**TASK BRIEF**
Exact copies of all the lines below are required, with the pictures omitted.

**DATA SHOWN**
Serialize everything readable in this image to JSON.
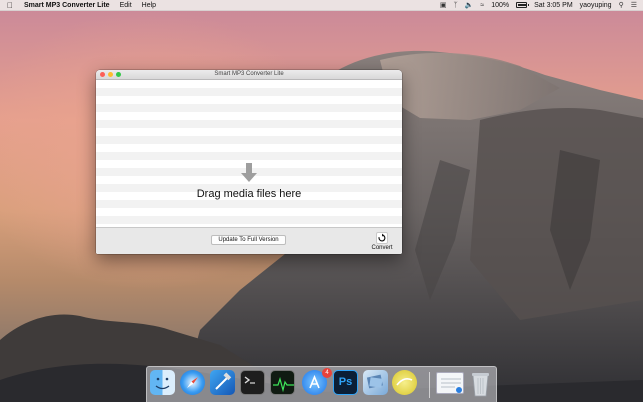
{
  "menubar": {
    "app_name": "Smart MP3 Converter Lite",
    "menus": [
      "Edit",
      "Help"
    ],
    "battery": "100%",
    "clock": "Sat 3:05 PM",
    "user": "yaoyuping"
  },
  "window": {
    "title": "Smart MP3 Converter Lite",
    "drop_text": "Drag media files here",
    "update_button": "Update To Full Version",
    "convert_label": "Convert"
  },
  "dock": {
    "items": [
      "finder-icon",
      "safari-icon",
      "xcode-icon",
      "terminal-icon",
      "activity-monitor-icon",
      "app-store-icon",
      "photoshop-icon",
      "preview-icon",
      "smart-mp3-converter-icon",
      "mail-doc-icon",
      "trash-icon"
    ],
    "app_store_badge": "4",
    "photoshop_label": "Ps"
  },
  "colors": {
    "close": "#fc5f57",
    "minimize": "#fdbc2e",
    "maximize": "#33c748",
    "badge": "#e8423b"
  }
}
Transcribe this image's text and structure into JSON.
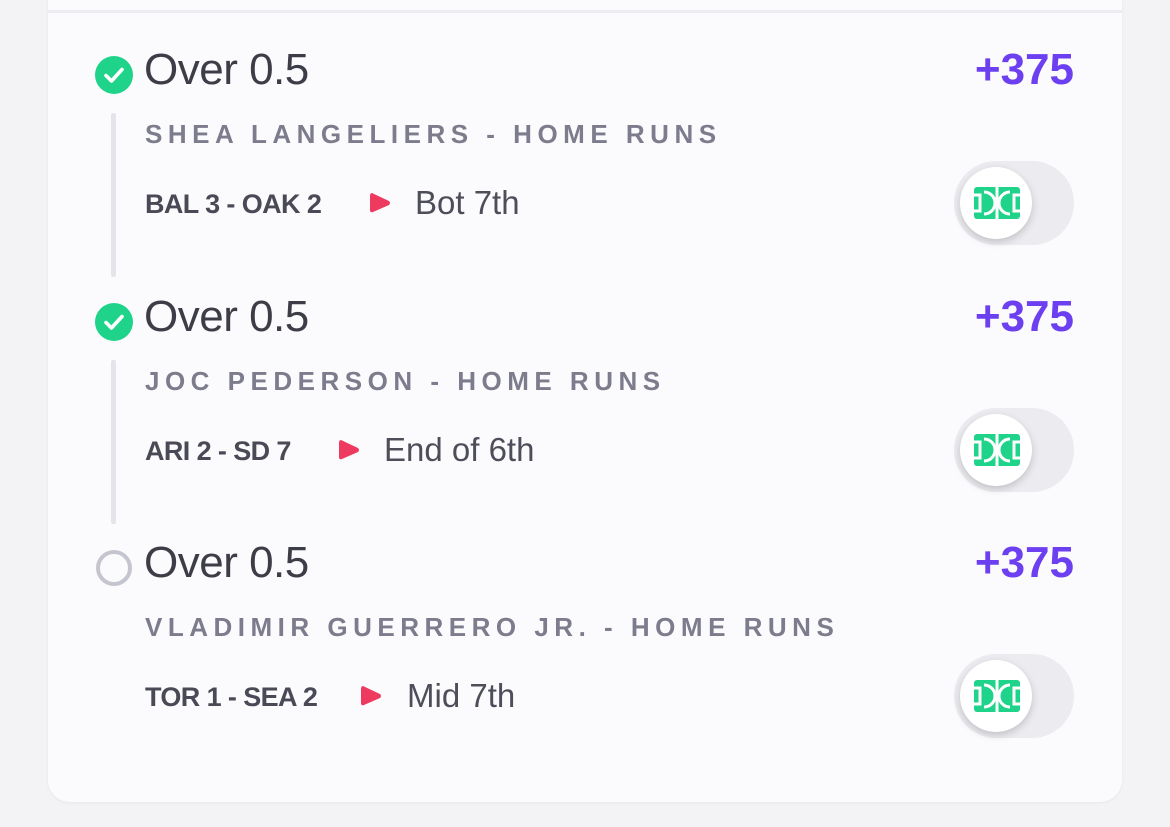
{
  "colors": {
    "accent_odds": "#6c3ff0",
    "won_status": "#1fd48a",
    "live_indicator": "#ee3a5e",
    "field_icon": "#1fd48a"
  },
  "legs": [
    {
      "status": "won",
      "status_icon": "check-circle-icon",
      "selection": "Over 0.5",
      "odds": "+375",
      "market": "SHEA LANGELIERS - HOME RUNS",
      "score": "BAL 3 - OAK 2",
      "inning": "Bot 7th",
      "live_icon": "play-triangle-icon",
      "toggle_icon": "field-icon"
    },
    {
      "status": "won",
      "status_icon": "check-circle-icon",
      "selection": "Over 0.5",
      "odds": "+375",
      "market": "JOC PEDERSON - HOME RUNS",
      "score": "ARI 2 - SD 7",
      "inning": "End of 6th",
      "live_icon": "play-triangle-icon",
      "toggle_icon": "field-icon"
    },
    {
      "status": "pending",
      "status_icon": "empty-circle-icon",
      "selection": "Over 0.5",
      "odds": "+375",
      "market": "VLADIMIR GUERRERO JR. - HOME RUNS",
      "score": "TOR 1 - SEA 2",
      "inning": "Mid 7th",
      "live_icon": "play-triangle-icon",
      "toggle_icon": "field-icon"
    }
  ]
}
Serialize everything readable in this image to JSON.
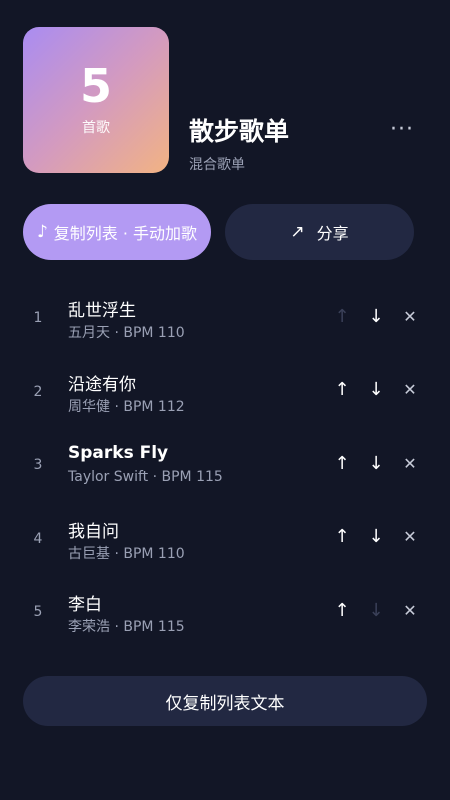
{
  "playlist": {
    "cover_count": "5",
    "cover_unit": "首歌",
    "title": "散步歌单",
    "subtitle": "混合歌单",
    "more_label": "···"
  },
  "actions": {
    "copy_label": "复制列表 · 手动加歌",
    "share_label": "分享",
    "copy_text_label": "仅复制列表文本"
  },
  "icons": {
    "note": "♪",
    "share": "↗",
    "up": "↑",
    "down": "↓",
    "remove": "✕"
  },
  "songs": [
    {
      "index": "1",
      "title": "乱世浮生",
      "meta": "五月天 · BPM 110",
      "up_enabled": false,
      "down_enabled": true
    },
    {
      "index": "2",
      "title": "沿途有你",
      "meta": "周华健 · BPM 112",
      "up_enabled": true,
      "down_enabled": true
    },
    {
      "index": "3",
      "title": "Sparks Fly",
      "meta": "Taylor Swift · BPM 115",
      "up_enabled": true,
      "down_enabled": true
    },
    {
      "index": "4",
      "title": "我自问",
      "meta": "古巨基 · BPM 110",
      "up_enabled": true,
      "down_enabled": true
    },
    {
      "index": "5",
      "title": "李白",
      "meta": "李荣浩 · BPM 115",
      "up_enabled": true,
      "down_enabled": false
    }
  ],
  "colors": {
    "background": "#121626",
    "accent": "#b39af3",
    "secondary_button": "#222842",
    "muted_text": "#9aa0b4"
  }
}
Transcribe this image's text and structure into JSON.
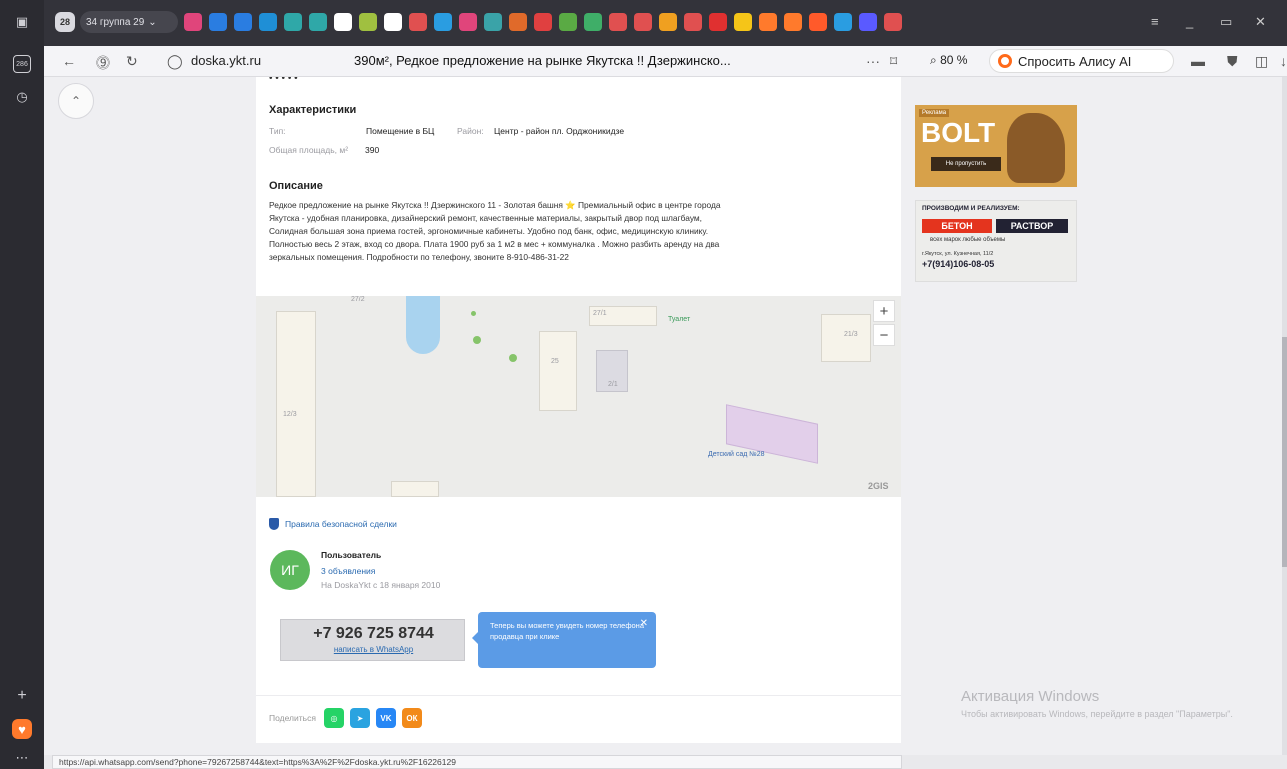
{
  "tabbar": {
    "tab_count": "28",
    "group_label": "34 группа 29",
    "favicon_colors": [
      "#e0457b",
      "#2a7de1",
      "#2a7de1",
      "#1f8fd6",
      "#2fa8a8",
      "#2fa8a8",
      "#ffffff",
      "#a0c040",
      "#ffffff",
      "#e05050",
      "#2a9de1",
      "#e0457b",
      "#3aa3a8",
      "#e06a2a",
      "#e04040",
      "#5aaa44",
      "#3fae68",
      "#e05050",
      "#e05050",
      "#f0a020",
      "#e05050",
      "#e03030",
      "#f5c518",
      "#ff7a2c",
      "#ff7a2c",
      "#ff5a2a",
      "#2a9de1",
      "#5a5aff",
      "#e05050"
    ]
  },
  "sidebar": {
    "tab_badge": "286"
  },
  "navbar": {
    "domain": "doska.ykt.ru",
    "title": "390м², Редкое предложение на рынке Якутска !! Дзержинско...",
    "menu_dots": "···",
    "zoom": "80 %",
    "alice": "Спросить Алису AI"
  },
  "listing": {
    "price_fragment": "• • • • •",
    "chars_heading": "Характеристики",
    "type_label": "Тип:",
    "type_value": "Помещение в БЦ",
    "district_label": "Район:",
    "district_value": "Центр - район пл. Орджоникидзе",
    "area_label": "Общая площадь, м²",
    "area_value": "390",
    "desc_heading": "Описание",
    "description": "Редкое предложение на рынке Якутска !! Дзержинского 11 - Золотая башня ⭐ Премиальный офис в центре города Якутска - удобная планировка, дизайнерский ремонт, качественные материалы, закрытый двор под шлагбаум, Солидная большая зона приема гостей, эргономичные кабинеты. Удобно под банк, офис, медицинскую клинику. Полностью весь 2 этаж, вход со двора. Плата 1900 руб за 1 м2 в мес + коммуналка . Можно разбить аренду на два зеркальных помещения. Подробности по телефону, звоните 8-910-486-31-22"
  },
  "map": {
    "labels": [
      "27/1",
      "Туалет",
      "21/3",
      "25",
      "2/1",
      "12/3",
      "27/2"
    ],
    "poi": "Детский сад №28",
    "brand": "2GIS",
    "zoom_in": "+",
    "zoom_out": "−"
  },
  "seller": {
    "safe_deal": "Правила безопасной сделки",
    "avatar_initials": "ИГ",
    "name": "Пользователь",
    "ads_count": "3 объявления",
    "since": "На DoskaYkt с 18 января 2010",
    "phone": "+7 926 725 8744",
    "whatsapp": "написать в WhatsApp",
    "tooltip": "Теперь вы можете увидеть номер телефона продавца при клике",
    "tooltip_close": "✕"
  },
  "share": {
    "label": "Поделиться",
    "buttons": [
      {
        "name": "whatsapp",
        "glyph": "◎",
        "color": "#25d366"
      },
      {
        "name": "telegram",
        "glyph": "➤",
        "color": "#2aa3e0"
      },
      {
        "name": "vk",
        "glyph": "VK",
        "color": "#2787f5"
      },
      {
        "name": "ok",
        "glyph": "ОК",
        "color": "#f28a1a"
      }
    ]
  },
  "ads": {
    "ad1_title": "BOLT",
    "ad1_badge": "Реклама",
    "ad1_button": "Не пропустить",
    "ad2_header": "ПРОИЗВОДИМ И РЕАЛИЗУЕМ:",
    "ad2_beton": "БЕТОН",
    "ad2_rastvor": "РАСТВОР",
    "ad2_line": "всех марок    любые объемы",
    "ad2_address": "г.Якутск, ул. Кузнечная, 11/2",
    "ad2_phone": "+7(914)106-08-05"
  },
  "watermark": {
    "title": "Активация Windows",
    "subtitle": "Чтобы активировать Windows, перейдите в раздел \"Параметры\"."
  },
  "statusbar": {
    "url": "https://api.whatsapp.com/send?phone=79267258744&text=https%3A%2F%2Fdoska.ykt.ru%2F16226129"
  }
}
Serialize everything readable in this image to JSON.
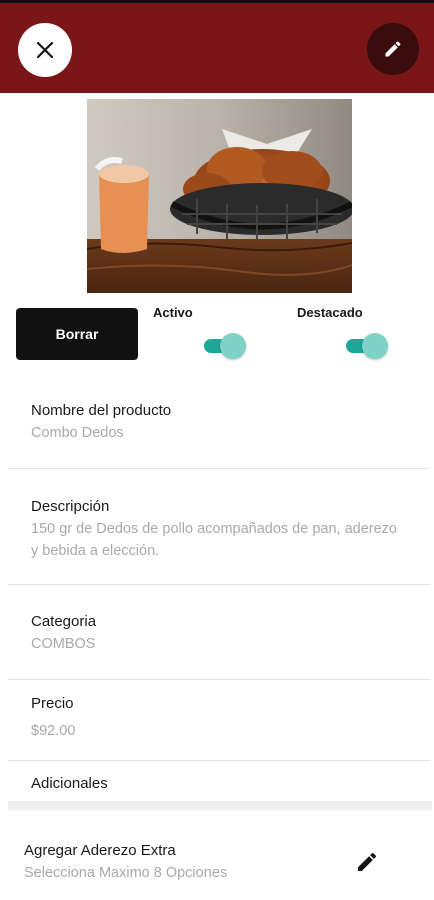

**FINISHED EXERCISE**
Serialize everything readable in this image to JSON.
{
  "menubar": {
    "app_name": "Smart MP3 Converter Lite",
    "menus": [
      "Edit",
      "Help"
    ],
    "battery": "100%",
    "clock": "Sat 3:05 PM",
    "user": "yaoyuping"
  },
  "window": {
    "title": "Smart MP3 Converter Lite",
    "drop_text": "Drag media files here",
    "update_button": "Update To Full Version",
    "convert_label": "Convert"
  },
  "dock": {
    "items": [
      "finder-icon",
      "safari-icon",
      "xcode-icon",
      "terminal-icon",
      "activity-monitor-icon",
      "app-store-icon",
      "photoshop-icon",
      "preview-icon",
      "smart-mp3-converter-icon",
      "mail-doc-icon",
      "trash-icon"
    ],
    "app_store_badge": "4",
    "photoshop_label": "Ps"
  },
  "colors": {
    "close": "#fc5f57",
    "minimize": "#fdbc2e",
    "maximize": "#33c748",
    "badge": "#e8423b"
  }
}
Transcribe this image's text and structure into JSON.
{
  "colors": {
    "accent_odds": "#6c3ff0",
    "won_status": "#1fd48a",
    "live_indicator": "#ee3a5e",
    "field_icon": "#1fd48a"
  },
  "legs": [
    {
      "status": "won",
      "status_icon": "check-circle-icon",
      "selection": "Over 0.5",
      "odds": "+375",
      "market": "SHEA LANGELIERS - HOME RUNS",
      "score": "BAL 3 - OAK 2",
      "inning": "Bot 7th",
      "live_icon": "play-triangle-icon",
      "toggle_icon": "field-icon"
    },
    {
      "status": "won",
      "status_icon": "check-circle-icon",
      "selection": "Over 0.5",
      "odds": "+375",
      "market": "JOC PEDERSON - HOME RUNS",
      "score": "ARI 2 - SD 7",
      "inning": "End of 6th",
      "live_icon": "play-triangle-icon",
      "toggle_icon": "field-icon"
    },
    {
      "status": "pending",
      "status_icon": "empty-circle-icon",
      "selection": "Over 0.5",
      "odds": "+375",
      "market": "VLADIMIR GUERRERO JR. - HOME RUNS",
      "score": "TOR 1 - SEA 2",
      "inning": "Mid 7th",
      "live_icon": "play-triangle-icon",
      "toggle_icon": "field-icon"
    }
  ]
}
Serialize everything readable in this image to JSON.
{
  "playlist": {
    "cover_count": "5",
    "cover_unit": "首歌",
    "title": "散步歌单",
    "subtitle": "混合歌单",
    "more_label": "···"
  },
  "actions": {
    "copy_label": "复制列表 · 手动加歌",
    "share_label": "分享",
    "copy_text_label": "仅复制列表文本"
  },
  "icons": {
    "note": "♪",
    "share": "↗",
    "up": "↑",
    "down": "↓",
    "remove": "✕"
  },
  "songs": [
    {
      "index": "1",
      "title": "乱世浮生",
      "meta": "五月天 · BPM 110",
      "up_enabled": false,
      "down_enabled": true
    },
    {
      "index": "2",
      "title": "沿途有你",
      "meta": "周华健 · BPM 112",
      "up_enabled": true,
      "down_enabled": true
    },
    {
      "index": "3",
      "title": "Sparks Fly",
      "meta": "Taylor Swift · BPM 115",
      "up_enabled": true,
      "down_enabled": true
    },
    {
      "index": "4",
      "title": "我自问",
      "meta": "古巨基 · BPM 110",
      "up_enabled": true,
      "down_enabled": true
    },
    {
      "index": "5",
      "title": "李白",
      "meta": "李荣浩 · BPM 115",
      "up_enabled": true,
      "down_enabled": false
    }
  ],
  "colors": {
    "background": "#121626",
    "accent": "#b39af3",
    "secondary_button": "#222842",
    "muted_text": "#9aa0b4"
  }
}
Transcribe this image's text and structure into JSON.
{
  "tabbar": {
    "tab_count": "28",
    "group_label": "34 группа 29",
    "favicon_colors": [
      "#e0457b",
      "#2a7de1",
      "#2a7de1",
      "#1f8fd6",
      "#2fa8a8",
      "#2fa8a8",
      "#ffffff",
      "#a0c040",
      "#ffffff",
      "#e05050",
      "#2a9de1",
      "#e0457b",
      "#3aa3a8",
      "#e06a2a",
      "#e04040",
      "#5aaa44",
      "#3fae68",
      "#e05050",
      "#e05050",
      "#f0a020",
      "#e05050",
      "#e03030",
      "#f5c518",
      "#ff7a2c",
      "#ff7a2c",
      "#ff5a2a",
      "#2a9de1",
      "#5a5aff",
      "#e05050"
    ]
  },
  "sidebar": {
    "tab_badge": "286"
  },
  "navbar": {
    "domain": "doska.ykt.ru",
    "title": "390м², Редкое предложение на рынке Якутска !! Дзержинско...",
    "menu_dots": "···",
    "zoom": "80 %",
    "alice": "Спросить Алису AI"
  },
  "listing": {
    "price_fragment": "• • • • •",
    "chars_heading": "Характеристики",
    "type_label": "Тип:",
    "type_value": "Помещение в БЦ",
    "district_label": "Район:",
    "district_value": "Центр - район пл. Орджоникидзе",
    "area_label": "Общая площадь, м²",
    "area_value": "390",
    "desc_heading": "Описание",
    "description": "Редкое предложение на рынке Якутска !! Дзержинского 11 - Золотая башня ⭐ Премиальный офис в центре города Якутска - удобная планировка, дизайнерский ремонт, качественные материалы, закрытый двор под шлагбаум, Солидная большая зона приема гостей, эргономичные кабинеты. Удобно под банк, офис, медицинскую клинику. Полностью весь 2 этаж, вход со двора. Плата 1900 руб за 1 м2 в мес + коммуналка . Можно разбить аренду на два зеркальных помещения. Подробности по телефону, звоните 8-910-486-31-22"
  },
  "map": {
    "labels": [
      "27/1",
      "Туалет",
      "21/3",
      "25",
      "2/1",
      "12/3",
      "27/2"
    ],
    "poi": "Детский сад №28",
    "brand": "2GIS",
    "zoom_in": "+",
    "zoom_out": "−"
  },
  "seller": {
    "safe_deal": "Правила безопасной сделки",
    "avatar_initials": "ИГ",
    "name": "Пользователь",
    "ads_count": "3 объявления",
    "since": "На DoskaYkt с 18 января 2010",
    "phone": "+7 926 725 8744",
    "whatsapp": "написать в WhatsApp",
    "tooltip": "Теперь вы можете увидеть номер телефона продавца при клике",
    "tooltip_close": "✕"
  },
  "share": {
    "label": "Поделиться",
    "buttons": [
      {
        "name": "whatsapp",
        "glyph": "◎",
        "color": "#25d366"
      },
      {
        "name": "telegram",
        "glyph": "➤",
        "color": "#2aa3e0"
      },
      {
        "name": "vk",
        "glyph": "VK",
        "color": "#2787f5"
      },
      {
        "name": "ok",
        "glyph": "ОК",
        "color": "#f28a1a"
      }
    ]
  },
  "ads": {
    "ad1_title": "BOLT",
    "ad1_badge": "Реклама",
    "ad1_button": "Не пропустить",
    "ad2_header": "ПРОИЗВОДИМ И РЕАЛИЗУЕМ:",
    "ad2_beton": "БЕТОН",
    "ad2_rastvor": "РАСТВОР",
    "ad2_line": "всех марок    любые объемы",
    "ad2_address": "г.Якутск, ул. Кузнечная, 11/2",
    "ad2_phone": "+7(914)106-08-05"
  },
  "watermark": {
    "title": "Активация Windows",
    "subtitle": "Чтобы активировать Windows, перейдите в раздел \"Параметры\"."
  },
  "statusbar": {
    "url": "https://api.whatsapp.com/send?phone=79267258744&text=https%3A%2F%2Fdoska.ykt.ru%2F16226129"
  }
}
Serialize everything readable in this image to JSON.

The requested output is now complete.